The Center for American Progress has a new report out titled “Competitive Health Care: A Public Health Insurance Plan that Delivers Market Discipline”. Listing everything that we disagree in their report would result in something much longer than a blog post, but since they mention us by name, we need to make one fact clear: including a public plan in a Federal Employees Health Benefit Plan (FEHBP) health insurance reform model would destroy a competitive health insurance market.

Here is what CAP writes:

Promoting choice among health insurance plans to reform a dysfunctional health insurance market is an idea that has been around for decades. The Heritage Foundation has long advocated health reform modeled on the choices in the Federal Employees Health Benefit Program, which provides health insurance to federal employees.

This is true. The Heritage Foundation has long supported a FEHBP-style insurance exchange. But then Cap continues:

Public Plan Choice—the combination of the exchange and a public health insurance plan offering within it—offers an opportunity to create both competition and a new competitor in the health insurance marketplace, strengthening the exchange’s incentives for all health insurers to be more efficient and responsive to individuals. Through fair competition on a level playing field, the insurance marketplace is made more functional.

We couldn’t disagree more. We have also regarded the creation of a public plan the antitheses of a competitive market. Here is just some of what we have written on the subject:

Heritage Director of Center for Health Policy Studies Bob Moffit, December 22, 2008:

While [a public health plan] might look like a prescription for consumer choice and competition, the reality is very different.

Consider the components: a powerful regulatory body that runs a proposed National Health Exchange, enforcing a single set of rules; a rigged competition between private health plans and a government health plan that enjoys special advantages and potentially unlimited taxpayer subsidies; and another powerful federal agency–a board, council or institute–determining what medical services and benefits would be covered and reimbursed in Americans’ health insurance.

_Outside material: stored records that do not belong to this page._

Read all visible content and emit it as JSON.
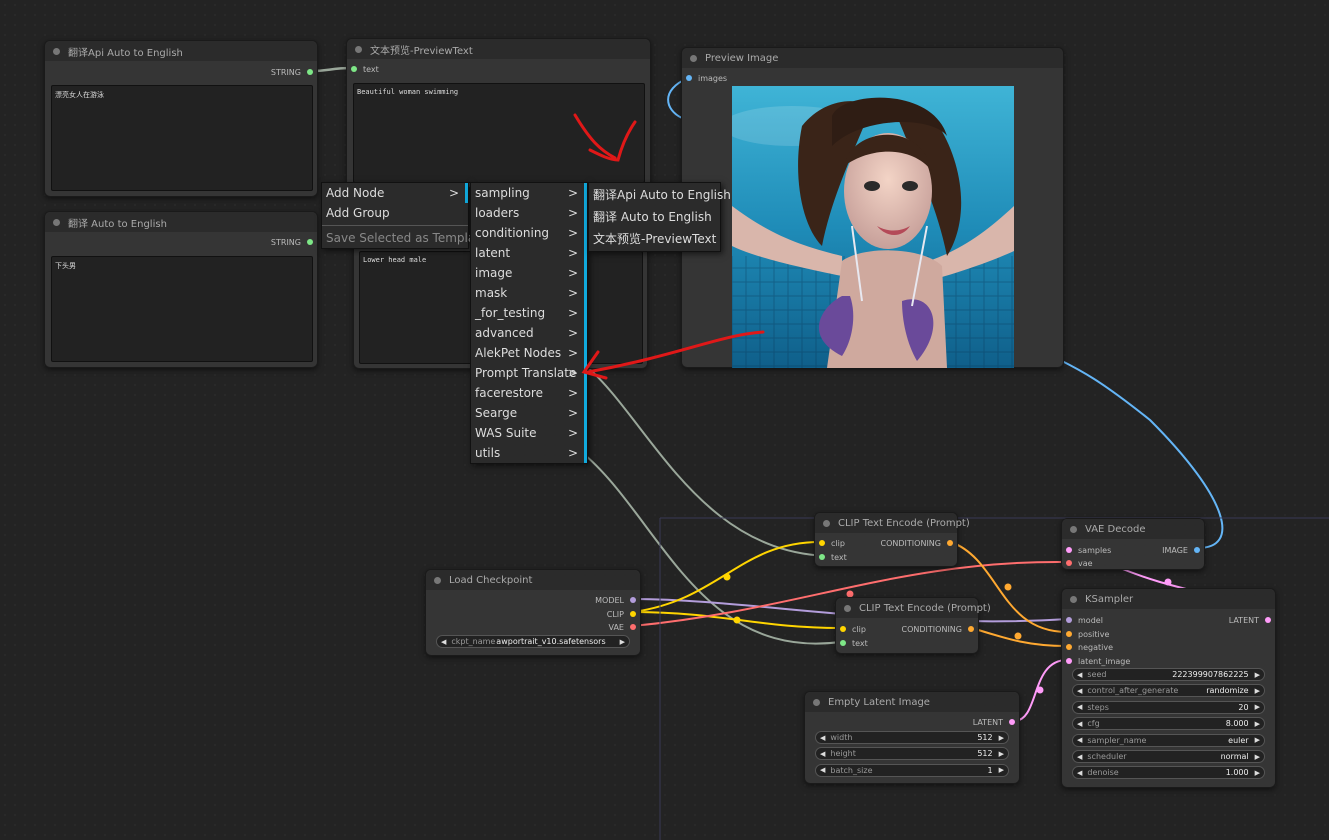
{
  "nodes": {
    "translate_api": {
      "title": "翻译Api  Auto to English",
      "output": "STRING",
      "text": "漂亮女人在游泳"
    },
    "translate": {
      "title": "翻译  Auto to English",
      "output": "STRING",
      "text": "下头男"
    },
    "preview_text": {
      "title": "文本预览-PreviewText",
      "input": "text",
      "text": "Beautiful woman swimming"
    },
    "preview_text_2": {
      "text": "Lower head male"
    },
    "preview_image": {
      "title": "Preview Image",
      "input": "images"
    },
    "clip_encode_1": {
      "title": "CLIP Text Encode (Prompt)",
      "inputs": [
        "clip",
        "text"
      ],
      "output": "CONDITIONING"
    },
    "clip_encode_2": {
      "title": "CLIP Text Encode (Prompt)",
      "inputs": [
        "clip",
        "text"
      ],
      "output": "CONDITIONING"
    },
    "vae_decode": {
      "title": "VAE Decode",
      "inputs": [
        "samples",
        "vae"
      ],
      "output": "IMAGE"
    },
    "load_checkpoint": {
      "title": "Load Checkpoint",
      "outputs": [
        "MODEL",
        "CLIP",
        "VAE"
      ],
      "widget_label": "ckpt_name",
      "widget_value": "awportrait_v10.safetensors"
    },
    "ksampler": {
      "title": "KSampler",
      "inputs": [
        "model",
        "positive",
        "negative",
        "latent_image"
      ],
      "output": "LATENT",
      "widgets": [
        {
          "label": "seed",
          "value": "222399907862225"
        },
        {
          "label": "control_after_generate",
          "value": "randomize"
        },
        {
          "label": "steps",
          "value": "20"
        },
        {
          "label": "cfg",
          "value": "8.000"
        },
        {
          "label": "sampler_name",
          "value": "euler"
        },
        {
          "label": "scheduler",
          "value": "normal"
        },
        {
          "label": "denoise",
          "value": "1.000"
        }
      ]
    },
    "empty_latent": {
      "title": "Empty Latent Image",
      "output": "LATENT",
      "widgets": [
        {
          "label": "width",
          "value": "512"
        },
        {
          "label": "height",
          "value": "512"
        },
        {
          "label": "batch_size",
          "value": "1"
        }
      ]
    }
  },
  "menu": {
    "main": [
      {
        "label": "Add Node",
        "submenu": true
      },
      {
        "label": "Add Group",
        "submenu": false
      },
      {
        "label": "Save Selected as Template",
        "submenu": false,
        "disabled": true
      }
    ],
    "categories": [
      "sampling",
      "loaders",
      "conditioning",
      "latent",
      "image",
      "mask",
      "_for_testing",
      "advanced",
      "AlekPet Nodes",
      "Prompt Translate",
      "facerestore",
      "Searge",
      "WAS Suite",
      "utils"
    ],
    "submenu_arrow": ">",
    "prompt_translate_items": [
      "翻译Api Auto to English",
      "翻译 Auto to English",
      "文本预览-PreviewText"
    ]
  },
  "colors": {
    "model": "#b39ddb",
    "clip": "#ffd500",
    "vae": "#ff6e6e",
    "conditioning": "#ffa931",
    "latent": "#ff9cf9",
    "image": "#64b5f6",
    "string": "#7ee787",
    "text_wire": "#9aa79a",
    "annotation": "#e01818"
  }
}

In the new public plan, as is the case for Medicare and Medicaid, costs would doubtless be controlled by cutting payments for medical goods and services, thus reducing their availability.

Given the structure, function, and dynamics of such a combination of proposals, the result would surely be a rapid evolution toward either a single-payer system of national health insurance or, at the very least, a highly regulated and painfully sluggish, centrally controlled system of health care in which private health plans and private medical practice are private in name only. Meanwhile, millions of Americans would lose their employer-based health insurance, and the artificially swollen and heavily subsidized government health plan would remain as the benchmark for “private” decisions concerning financing, benefits, and standards within the new National Health Exchange.

Stuart Butler, Vice President, Domestic and Economic Policy Studies, Domestic Policy, November 14, 2008:

The Heritage Foundation and some other think tanks have argued for years that an FEHBP-style health exchange would make sense.

the exchange must provide a level playing field for all competing plans – no unfair kickbacks or financial links between the exchange and any one plan. The FEHBP is strictly neutral. But Mr. Obama wants to inject a government-run insurance plan as one of the competitors in his exchange version. That’s dangerous.

A government-sponsored exchange would naturally write the rules to favor its own plan. Imagine if baseball umpires and the New York Yankees both worked for George Steinbrenner. The Red Sox or Rays wouldn’t stand a chance.

Moffit, August 14, 2008:

In the Federal Employees Health Benefits Program (FEHBP), the unique consumer-driven health program that covers federal workers and retirees–and which many cite as a functioning version of a “national health insurance exchange”–the United States Office of Personnel Management (OPM), the agency that administers the program, does not field an “OPM Health Plan” to compete with the hundreds of private health plans around the country. In the FEHB, competing health plans offer a variety of different benefit packages, from managed care offerings to health savings accounts plans. And in the FEHBP, the private health plans, not the taxpayers, assume the financial risks.

But the proposal for a national health insurance exchange with the government as a direct competitor is very different. The government would not only set the rules for the competition, but it would also enter into the competition as a player. The incentives governing the government plan and its powerful board of directors–presumably Congress–would not only be economic but also political. As a result, the role of consumers personally choosing value for their dollars would be dramatically diminished.

The likely incentives for government officials would be to set rules to advantage the government’s own health plan and to disadvantage the private health plans, including setting the government’s health plan premiums artificially low, reducing or eliminating cost-sharing requirements, or more heavily subsidizing certain benefits to make the government health plan more attractive than the private health plans. These plans would operate without incurring any of the normal financial risks that private health plans must bear.

Butler, June 19, 2008:

It is also important to remember an old sporting adage—if the umpire works for one of the teams, you should be suspicious of the score. The simple fact is that if the government is sponsoring a competition within an exchange, and also is responsible for one of the plans, there can be little doubt that the rules and regulations promulgated by the exchange will tend to advantage the government-sponsored plan. This will be compounded if, like Medicare, the public plan receives a large taxpayer subsidy.